● Indiana: Republicans have passed a bill in a state Senate committee that would strip the governor and state Election Commission of the power to implement emergency election changes after the election commissioners and GOP Gov. Eric Holcomb used their power to temporarily expand voting access last year. Instead, the bill would transfer that power to the heavily Republican state legislature.
● Iowa: Republican legislators have passed bills in committee in both legislative chambers that would implement several voting restrictions. The identical bills (here and here) would:
- Reduce the period for early and mail voting from 29 days to 18;
- Limit counties to one mail ballot drop box regardless of population size;
- Remove counties’ ability to set up satellite early voting locations and instead require voters to request them;
- Bar counties from sending absentee ballot request forms to voters, even if voters ask for one, meaning those who lack access to transportation or a printer could have difficulty obtaining an application;
- Ban third parties from collecting and submitting mail ballots on a voter’s behalf; and
- Prevent political parties and other get-out-the-vote groups from pre-filling any portion of absentee ballot request forms on behalf of voters, something Republicans banned county officials from doing last year.
These provisions are a direct response to attempts by officials in multiple large Democratic-leaning counties to mail absentee ballot application forms last year to all voters with partially pre-filled information.
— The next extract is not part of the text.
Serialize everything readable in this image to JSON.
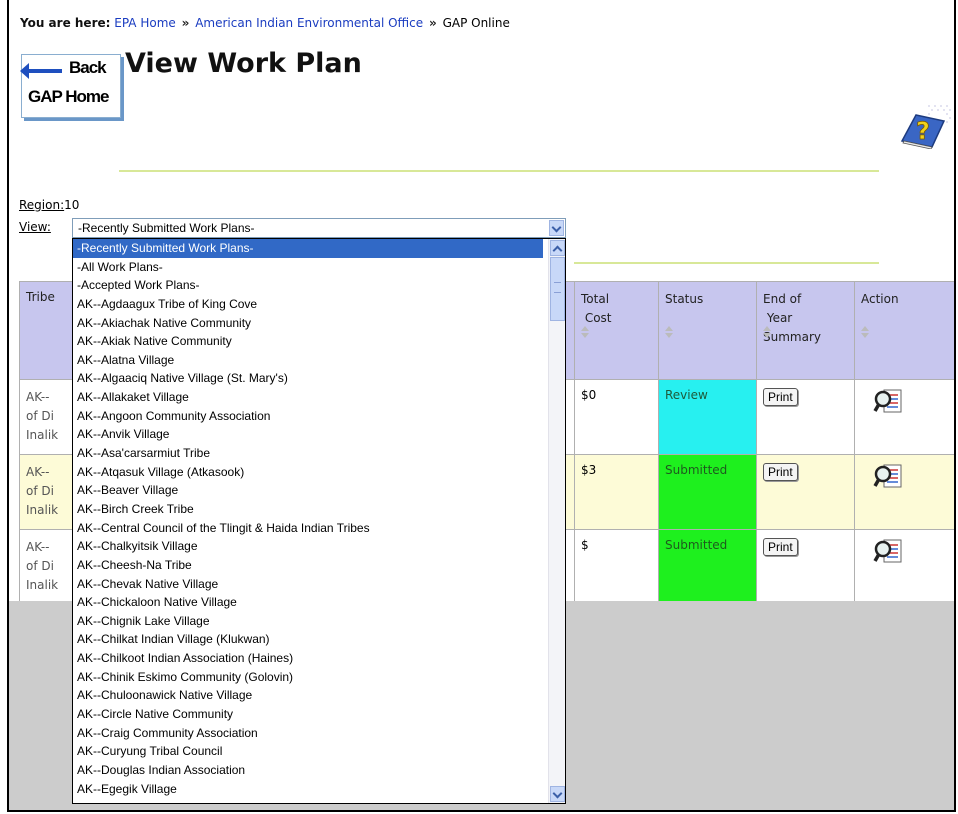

As noted just above, Republicans last year clamped down on pre-filling applications but now seek to extend that ban more widely. A separate GOP measure in 2020 also prohibited county officials from using the state’s voter database to fill in missing information on absentee ballot applications such as the PIN for a voter’s ID, which few voters know, thereby requiring officials to waste time contacting voters.
● Kansas: Republican legislators have introduced a bill that would make it a felony for a third party, other than a family member or caregiver, to collect and submit an absentee ballot on behalf of another voter. Republicans have pushed for similar voting restrictions in several states following the surge in Democrats voting by mail in 2020, even though Republican campaigns had previously used this practice to help their voters cast their ballots.
● North Dakota: Republican legislators have withdrawn a proposed bill that would have required voters to be a resident of their jurisdiction for a full year in order to be eligible to vote, leaving the current 30 day residency requirement in place. Had this bill gone into effect, it could have disenfranchised college students, active-duty military members, and even new residents who intend to remain in the state long-term.
● Kentucky: Republican lawmakers, with the backing of Senate Minority Leader Mitch McConnell, have introduced a bill that would require the governor to fill future U.S. Senate vacancies with an appointee from the same party as the departing senator. Currently, Kentucky’s governor is Democrat Andy Beshear while both of its senators are Republicans, meaning this bill would prevent Beshear from replacing either McConnell or fellow Sen. Rand Paul with a Democrat if either were to leave office. Republicans easily hold enough seats to override a potential veto by Beshear.
The bill would allow the party committee of the departing lawmaker to send a list of three names to the governor, who would be required to pick a replacement from that list.
Ever since Beshear’s narrow 2019 win, Kentucky Republicans have advanced a series of moves to strip him of his executive power, and this proposal is part of the same partisan effort to constrain Beshear’s authority. However, despite the GOP’s self-interested motives, the proposed system is already used in many states for legislative vacancies and a handful of states for Senate vacancies and better ensures the will of voters is respected.